These layers can and do consist of abstract pattern, religious symbols, body parts, cartoons, tattoos, to name just a few. Dex plays with these references as he also plays with larger ideas, such as the connection and disparity between high and low art, between history and biology, between beauty and crudeness, and between innocence and sexuality.

Illustration: Dex Fernandez. All of a Sudden I miss Everyone, 2015. Acrylic, ink, embroidery, on a digital photograph

Illustration: Dex Fernandez. ATM, 2015. Acrylic, ink, embroidery, on a digital photograph

These are important combinations and complex relationships that dwell within our contemporary society, and they are often ones that are tentatively side-stepped, or deliberately overlooked. It is important for the artist to highlight these most important references to the world we both live in, and perhaps more importantly, the world we pretend to live in.

Dex is able to express himself through a wide range of formats, including wall murals, street sticker art, altered photographs, as well as fashion and accessories, all part of the panoply that is such an integral aspect of our daily lives. The world at large, in all its contrasts and its illusions is Dex's canvas, and his compositions are a reflection of his use of that larger canvas.
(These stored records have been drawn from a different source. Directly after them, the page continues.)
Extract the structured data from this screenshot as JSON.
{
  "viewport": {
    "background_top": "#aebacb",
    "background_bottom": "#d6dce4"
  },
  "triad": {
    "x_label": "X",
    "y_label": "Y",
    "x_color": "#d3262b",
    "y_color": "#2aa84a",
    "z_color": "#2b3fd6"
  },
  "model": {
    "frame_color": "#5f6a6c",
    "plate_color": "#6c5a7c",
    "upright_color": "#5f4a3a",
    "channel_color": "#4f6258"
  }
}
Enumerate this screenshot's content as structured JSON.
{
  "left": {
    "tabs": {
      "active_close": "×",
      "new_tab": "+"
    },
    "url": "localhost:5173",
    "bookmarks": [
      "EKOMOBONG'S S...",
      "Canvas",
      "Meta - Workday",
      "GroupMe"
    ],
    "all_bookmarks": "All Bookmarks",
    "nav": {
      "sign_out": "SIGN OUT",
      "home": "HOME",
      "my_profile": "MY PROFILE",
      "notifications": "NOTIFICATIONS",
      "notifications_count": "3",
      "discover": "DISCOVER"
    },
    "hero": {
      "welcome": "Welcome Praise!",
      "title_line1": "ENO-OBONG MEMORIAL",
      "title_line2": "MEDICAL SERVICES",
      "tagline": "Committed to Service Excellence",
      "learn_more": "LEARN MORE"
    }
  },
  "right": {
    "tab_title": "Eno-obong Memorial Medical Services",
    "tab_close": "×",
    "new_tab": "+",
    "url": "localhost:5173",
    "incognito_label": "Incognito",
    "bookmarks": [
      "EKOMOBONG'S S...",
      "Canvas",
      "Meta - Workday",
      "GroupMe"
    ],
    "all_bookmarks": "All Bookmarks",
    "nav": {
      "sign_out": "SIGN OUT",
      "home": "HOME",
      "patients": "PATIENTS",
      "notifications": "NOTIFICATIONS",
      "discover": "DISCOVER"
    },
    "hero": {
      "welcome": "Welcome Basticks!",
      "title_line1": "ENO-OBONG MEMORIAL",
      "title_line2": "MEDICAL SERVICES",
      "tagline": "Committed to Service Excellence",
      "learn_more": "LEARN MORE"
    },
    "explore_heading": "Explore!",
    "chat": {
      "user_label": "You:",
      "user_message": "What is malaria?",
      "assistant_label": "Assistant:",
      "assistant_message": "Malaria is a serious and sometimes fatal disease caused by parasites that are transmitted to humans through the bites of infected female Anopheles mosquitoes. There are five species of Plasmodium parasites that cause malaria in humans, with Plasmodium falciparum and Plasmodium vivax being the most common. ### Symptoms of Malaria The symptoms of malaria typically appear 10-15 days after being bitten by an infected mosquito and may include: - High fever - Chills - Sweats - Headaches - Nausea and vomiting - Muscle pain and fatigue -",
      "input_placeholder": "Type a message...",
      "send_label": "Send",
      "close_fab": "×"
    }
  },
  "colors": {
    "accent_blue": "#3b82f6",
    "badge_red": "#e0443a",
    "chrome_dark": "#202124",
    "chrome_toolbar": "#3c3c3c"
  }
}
Illustration: Dex Fernandez. Burboun, 2015. Acrylic, ink, gold leaf, embroidery, on a digital photograph

Illustration: Dex Fernandez. Don't be a Stranger, detail, 2015. Acrylic, ink, embroidery, on a digital photograph

Dex's portraits are extraordinary pieces of work. Originally photos of friends and fellow artists, he hand paints intricate and colourful patterns and shapes around and over the original portraits. The multiplicity of color, line, and symbol helps to create a new visual for the portrait, grafting a new mask, a new identity even, onto the original.

In some respects, the original face becomes more than it was, as if the artist has added a dynamic dimension to the original portrait, expanding the character of the individual so that they seem ready to burst out of their contained portrait within a new heightened persona.

Illustration: Dex Fernandez. Entrap, 2015. Acrylic, ink, embroidery, on a digital photograph

Illustration: Dex Fernandez. Mr. Cornflake, 2015. Acrylic, ink, gold leaf, embroidery, on a digital photograph

Interestingly, Dex adds an element of stitch to his animated portraits, often in the guise of bright neon thread that is loosely aligned around facial features, often the eyes. This embroidered embellishment adds one more level of interpretation, or perhaps reinterpretation to the facial character of the individual.

The work shown in this article is part of an exhibition of Dex Fernandez work running at the Owen James Gallery in Brooklyn, New York. Dex has been able to manipulate the gallery in order to enhance and project his work within his own framework. He has covered the main gallery wall with a mural composed of bright neon yellow and black paint, coloured tape and stickers. The collage and mural are encouraged to interact in order to create an installation that is at once a whole entity in its own right, but at the same time has distinct and singular elements, consisting of Dex's portraits, that are separate, but also part of the larger picture.

Illustration; Dex Fernandez. Plankton, 2015. Acrylic, ink, mylar collage, embroidery, on a digital photograph

Illustration: Dex Fernandez. Shernita, 2015. Acrylic, ink, embroidery, on a digital photograph

The exhibition of the work of the artist Dex Fernandez runs from October 30 till November 29 2015 at the Owen James Gallery, Brooklyn, NY. More about the exhibition can be found at their comprehensive website which can be found here. Also, much more of Dex's innovative and inspirational work can be found at his own website, which can be found here.

All of the imagery of Dex's work that was used to illustrate this article, was kindly supplied by the Owen James Gallery. Please be aware of this, and do not republish the illustrations of Dex's work without the permission of the gallery.

Illustration: Dex Fernandez. Installation within the Owen James Gallery, 2015